- The lack of blood found in the vehicle contradicts a death by gunshot wound. “Gunshot wounds typically bleed profusely when there is adequate blood pressure to sustain life,” explains Reedy. “In this case, there is no evidence of blood in the interior of the vehicle, which would be present if Ms. Comer had a blood pressure when the gunshot wound was inflicted.”
- Comer’s autopsy revealed a minimal amount of of blood in the chest abdominal cavities. Reedy says that as long as no vital organs are damaged, young, healthy people can tolerate blood loss of one liter. The amount of blood discovered in Comer’s chest and abdominal cavities equaled 550 milliliters and is “well within the tolerable limits of hypovolemia (a decreased volume of circulating blood in the body) in a person 20 years of age.”
Jackie Wayne Bean, the driver of the gray Ford Mustang in which Comer’s body was discovered, was originally charged with attempted 1st degree murder, evading arrest, three counts of reckless endangerment, DUI, and violation of implied consent law in December 2017. The charges resulted from the car chase on December 23, 2017.
In May 2019, Bean struck a plea deal with the District attorney after agreeing to testify on behalf of the state in another case. He pled to reckless endangerment and was released from jail on probation.
Less than one month later, on June 19, 2017, a mid-state manhunt for Bean was launched and the Hamilton County Sheriff’s Office added Bean to their Top 12 Most Wanted List. Bean was wanted for aggravated sexual battery and false imprisonment of a child.

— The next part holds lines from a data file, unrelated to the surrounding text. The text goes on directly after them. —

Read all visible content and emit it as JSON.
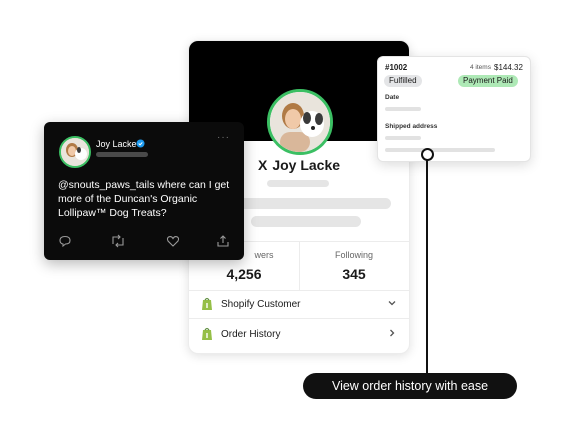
{
  "profile": {
    "name": "Joy Lacke",
    "followers_label": "wers",
    "followers_value": "4,256",
    "following_label": "Following",
    "following_value": "345",
    "menu": [
      {
        "label": "Shopify Customer",
        "icon": "shopify-icon",
        "chevron": "chevron-down-icon"
      },
      {
        "label": "Order History",
        "icon": "shopify-icon",
        "chevron": "chevron-right-icon"
      }
    ],
    "x_logo": "X"
  },
  "tweet": {
    "author": "Joy Lacke",
    "menu_glyph": "···",
    "text": "@snouts_paws_tails where can I get more of the Duncan's Organic Lollipaw™ Dog Treats?",
    "actions": [
      "reply-icon",
      "retweet-icon",
      "like-icon",
      "share-icon"
    ]
  },
  "order": {
    "number": "#1002",
    "items": "4 items",
    "total": "$144.32",
    "fulfillment_status": "Fulfilled",
    "payment_status": "Payment Paid",
    "date_label": "Date",
    "shipping_label": "Shipped address"
  },
  "callout": {
    "text": "View order history with ease"
  },
  "colors": {
    "accent_green": "#3bbf63",
    "shopify_green": "#95bf47",
    "paid_badge": "#aee9b6",
    "verified_blue": "#1d9bf0"
  }
}
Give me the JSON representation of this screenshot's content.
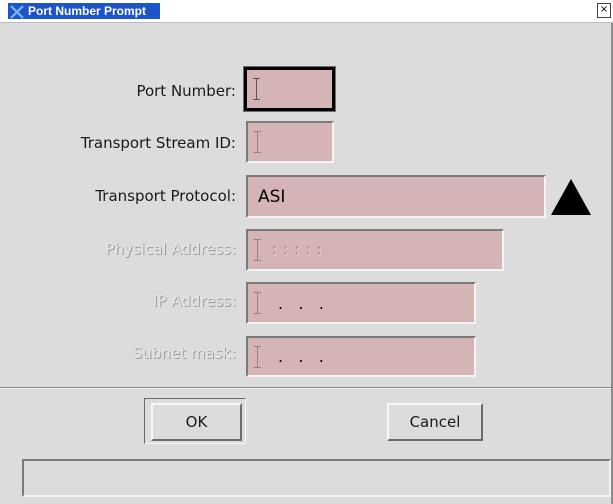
{
  "window": {
    "title": "Port Number Prompt",
    "close_glyph": "×"
  },
  "form": {
    "port_number": {
      "label": "Port Number:",
      "value": ""
    },
    "transport_stream_id": {
      "label": "Transport Stream ID:",
      "value": ""
    },
    "transport_protocol": {
      "label": "Transport Protocol:",
      "value": "ASI"
    },
    "physical_address": {
      "label": "Physical Address:",
      "value": ": : : : :"
    },
    "ip_address": {
      "label": "IP Address:",
      "value": ".   .   ."
    },
    "subnet_mask": {
      "label": "Subnet mask:",
      "value": ".   .   ."
    }
  },
  "buttons": {
    "ok_label": "OK",
    "cancel_label": "Cancel"
  },
  "status": {
    "text": ""
  },
  "colors": {
    "title_bar": "#1d54c8",
    "dialog_bg": "#dcdcdc",
    "field_bg": "#d4b4b4"
  },
  "icons": {
    "title": "x-window-icon",
    "dropdown": "triangle-up-icon",
    "close": "close-icon"
  }
}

On June 21, 2017, he was captured in Franklin County.
Mike Holmes is set to go to trial on February 3 in Comer’s death. The new autopsy report will be presented at the trial by his defense team.